Exercise directions: From the listing below, pick out each line with the word "title".
• • •
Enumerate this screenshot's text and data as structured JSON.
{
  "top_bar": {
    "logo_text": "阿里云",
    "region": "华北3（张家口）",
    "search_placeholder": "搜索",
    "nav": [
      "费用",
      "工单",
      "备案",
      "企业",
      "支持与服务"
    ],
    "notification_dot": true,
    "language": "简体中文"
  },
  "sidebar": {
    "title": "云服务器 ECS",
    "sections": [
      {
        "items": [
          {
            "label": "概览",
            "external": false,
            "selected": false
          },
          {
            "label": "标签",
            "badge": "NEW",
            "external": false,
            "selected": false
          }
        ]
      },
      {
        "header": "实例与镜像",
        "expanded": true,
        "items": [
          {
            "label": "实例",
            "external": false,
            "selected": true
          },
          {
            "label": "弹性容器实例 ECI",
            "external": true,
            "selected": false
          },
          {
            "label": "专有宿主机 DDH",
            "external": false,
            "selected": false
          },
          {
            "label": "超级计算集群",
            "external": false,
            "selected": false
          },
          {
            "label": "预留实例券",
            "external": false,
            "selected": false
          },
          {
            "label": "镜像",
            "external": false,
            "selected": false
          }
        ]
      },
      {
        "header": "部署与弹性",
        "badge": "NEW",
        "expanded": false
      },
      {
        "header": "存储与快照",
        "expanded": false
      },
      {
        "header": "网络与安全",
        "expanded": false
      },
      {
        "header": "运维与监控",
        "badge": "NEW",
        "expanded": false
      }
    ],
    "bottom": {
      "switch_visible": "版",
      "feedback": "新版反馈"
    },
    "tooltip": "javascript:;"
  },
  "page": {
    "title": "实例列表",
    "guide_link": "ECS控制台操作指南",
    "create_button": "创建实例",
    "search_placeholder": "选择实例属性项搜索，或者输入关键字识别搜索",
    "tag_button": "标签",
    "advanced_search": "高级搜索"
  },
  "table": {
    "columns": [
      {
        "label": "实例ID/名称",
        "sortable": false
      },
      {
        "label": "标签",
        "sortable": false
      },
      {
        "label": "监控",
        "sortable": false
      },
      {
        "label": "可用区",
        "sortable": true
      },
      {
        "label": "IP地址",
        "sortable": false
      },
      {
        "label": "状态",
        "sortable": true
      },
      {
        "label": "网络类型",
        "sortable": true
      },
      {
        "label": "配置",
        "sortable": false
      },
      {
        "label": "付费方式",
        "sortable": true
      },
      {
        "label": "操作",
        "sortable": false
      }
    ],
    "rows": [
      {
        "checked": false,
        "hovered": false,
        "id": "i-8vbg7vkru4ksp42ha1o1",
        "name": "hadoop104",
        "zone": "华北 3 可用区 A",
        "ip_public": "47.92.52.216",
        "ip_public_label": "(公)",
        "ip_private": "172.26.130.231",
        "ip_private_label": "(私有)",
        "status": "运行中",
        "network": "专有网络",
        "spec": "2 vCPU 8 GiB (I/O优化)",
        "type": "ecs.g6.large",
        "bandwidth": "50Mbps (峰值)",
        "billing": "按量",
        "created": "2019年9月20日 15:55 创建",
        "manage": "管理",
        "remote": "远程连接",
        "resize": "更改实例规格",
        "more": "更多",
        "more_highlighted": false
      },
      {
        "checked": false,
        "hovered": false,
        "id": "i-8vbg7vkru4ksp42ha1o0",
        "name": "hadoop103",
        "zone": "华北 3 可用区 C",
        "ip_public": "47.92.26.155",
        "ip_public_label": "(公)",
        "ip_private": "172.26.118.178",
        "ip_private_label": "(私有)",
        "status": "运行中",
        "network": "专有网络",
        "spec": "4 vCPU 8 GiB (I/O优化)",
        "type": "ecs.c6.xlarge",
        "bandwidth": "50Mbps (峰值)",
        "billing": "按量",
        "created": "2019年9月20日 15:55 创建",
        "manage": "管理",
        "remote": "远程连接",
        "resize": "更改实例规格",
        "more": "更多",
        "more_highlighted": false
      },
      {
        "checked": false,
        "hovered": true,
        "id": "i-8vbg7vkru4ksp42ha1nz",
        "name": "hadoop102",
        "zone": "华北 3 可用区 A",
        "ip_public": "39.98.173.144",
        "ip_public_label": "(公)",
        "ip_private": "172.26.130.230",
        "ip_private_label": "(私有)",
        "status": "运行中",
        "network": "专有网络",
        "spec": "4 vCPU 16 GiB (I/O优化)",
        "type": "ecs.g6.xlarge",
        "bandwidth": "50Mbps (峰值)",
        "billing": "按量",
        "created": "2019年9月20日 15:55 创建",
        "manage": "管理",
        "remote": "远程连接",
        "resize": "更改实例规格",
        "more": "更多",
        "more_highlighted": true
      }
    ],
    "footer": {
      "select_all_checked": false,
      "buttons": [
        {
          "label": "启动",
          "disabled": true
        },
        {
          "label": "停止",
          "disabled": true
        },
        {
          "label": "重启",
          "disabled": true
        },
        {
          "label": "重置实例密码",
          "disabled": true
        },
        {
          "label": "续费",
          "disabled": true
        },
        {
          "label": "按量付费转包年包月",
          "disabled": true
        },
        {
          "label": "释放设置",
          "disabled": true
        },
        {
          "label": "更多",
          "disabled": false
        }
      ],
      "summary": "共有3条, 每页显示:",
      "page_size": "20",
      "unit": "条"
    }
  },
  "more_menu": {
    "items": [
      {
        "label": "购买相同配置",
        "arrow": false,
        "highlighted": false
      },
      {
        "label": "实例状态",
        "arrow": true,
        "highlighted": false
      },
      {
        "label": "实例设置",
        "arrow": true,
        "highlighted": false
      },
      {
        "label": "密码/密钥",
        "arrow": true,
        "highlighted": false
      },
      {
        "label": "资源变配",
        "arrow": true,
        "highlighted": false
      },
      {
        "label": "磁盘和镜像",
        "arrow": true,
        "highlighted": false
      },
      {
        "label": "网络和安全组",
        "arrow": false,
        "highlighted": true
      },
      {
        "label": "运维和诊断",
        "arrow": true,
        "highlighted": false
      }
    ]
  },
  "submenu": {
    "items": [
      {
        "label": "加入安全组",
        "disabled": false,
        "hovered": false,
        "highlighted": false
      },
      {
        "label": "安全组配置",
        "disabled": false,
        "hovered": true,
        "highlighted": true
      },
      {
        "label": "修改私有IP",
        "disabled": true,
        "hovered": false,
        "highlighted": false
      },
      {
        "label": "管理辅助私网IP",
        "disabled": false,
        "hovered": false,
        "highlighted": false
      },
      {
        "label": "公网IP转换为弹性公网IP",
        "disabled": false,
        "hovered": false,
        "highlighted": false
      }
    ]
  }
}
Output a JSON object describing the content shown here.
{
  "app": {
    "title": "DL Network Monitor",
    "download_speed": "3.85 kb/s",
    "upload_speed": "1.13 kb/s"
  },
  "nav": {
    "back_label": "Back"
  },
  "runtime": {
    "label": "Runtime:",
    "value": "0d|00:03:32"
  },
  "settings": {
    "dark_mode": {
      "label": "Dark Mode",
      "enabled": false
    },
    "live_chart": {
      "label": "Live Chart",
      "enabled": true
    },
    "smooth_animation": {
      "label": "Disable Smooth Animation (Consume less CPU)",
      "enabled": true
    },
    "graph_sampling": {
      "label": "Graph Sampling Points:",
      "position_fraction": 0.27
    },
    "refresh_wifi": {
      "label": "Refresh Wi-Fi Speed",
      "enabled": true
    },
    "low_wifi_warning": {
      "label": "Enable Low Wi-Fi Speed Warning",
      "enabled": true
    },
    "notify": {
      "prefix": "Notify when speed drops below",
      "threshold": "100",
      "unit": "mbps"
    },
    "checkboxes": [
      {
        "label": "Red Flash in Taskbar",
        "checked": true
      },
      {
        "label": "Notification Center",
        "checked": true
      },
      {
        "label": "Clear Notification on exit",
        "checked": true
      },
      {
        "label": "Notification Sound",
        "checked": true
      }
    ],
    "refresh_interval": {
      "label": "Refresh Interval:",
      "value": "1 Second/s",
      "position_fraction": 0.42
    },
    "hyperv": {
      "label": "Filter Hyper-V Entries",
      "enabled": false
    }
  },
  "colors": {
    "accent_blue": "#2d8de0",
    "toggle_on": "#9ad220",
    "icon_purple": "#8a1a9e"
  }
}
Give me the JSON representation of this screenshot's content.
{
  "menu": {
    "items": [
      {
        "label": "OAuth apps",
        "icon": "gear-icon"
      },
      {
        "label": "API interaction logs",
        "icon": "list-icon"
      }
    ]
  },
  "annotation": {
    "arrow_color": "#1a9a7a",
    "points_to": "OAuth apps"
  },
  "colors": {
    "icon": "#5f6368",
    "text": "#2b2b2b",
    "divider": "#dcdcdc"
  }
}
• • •
Response to the exercise:
    "title": "云服务器 ECS",
    "title": "实例列表",
    "title": "DL Network Monitor",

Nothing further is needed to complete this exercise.